Deb completed all of the five required knots. This was relatively easy for her since she had great spatial memory, an advantage of her disability. During our last lesson Deb learned how to operate the VHF radio. Although not part of the Basic Keelboat course we felt this was very important in the sailing she would be doing with her husband.
Deb developed some interesting study methods. Since she was able to see very large type up close, Deb had her housekeeper make large flashcards of vocabulary words from the sailing textbook. These Deb assiduously memorized.
We accomplished the written test by my reading the questions to her and having her answer verbally. If you will be giving the ASA exam in this manner, make sure that no other students are around to give “clues” to the student taking the test. Even without “clues” Deb passed the exam on her first try.
Deb was awarded her ASA 101, with a provision written into her logbook stating that she must be accompanied by a sighted person while sailing. This written provision is required by ASA when certifying a 101 student who needs assistance with the physical skills due to a visual impairment.
Virtually all of the techniques I used with Deb have been used to enhance my teaching with my other students. Focusing on the subtle sounds of the sails has helped with students who are prone to accidentally tacking, for example. I teach all students to return the tiller to the midpoint when a student is flustered at the helm. When teaching depowering, I have students master releasing the mainsheet while holding course before progressing to the art of heading up to slow the boat.
Every student is unique, and the more techniques in your “sailing toolkit,” the more students you will be able to transform into great sailors.
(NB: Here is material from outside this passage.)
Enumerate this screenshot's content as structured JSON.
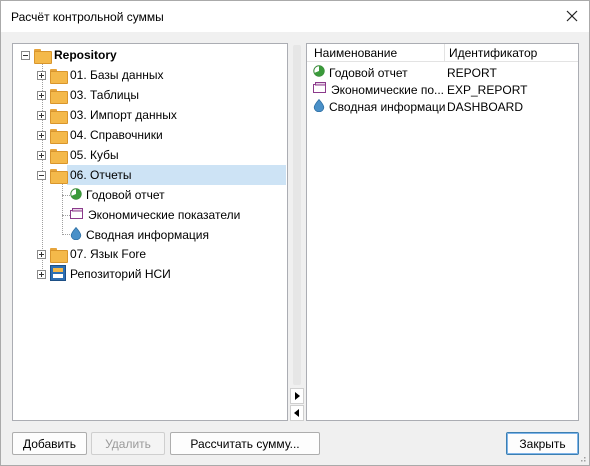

You may reach Capt. Gilmore at SailAwaySailingSchool.com Or firstname.lastname@example.org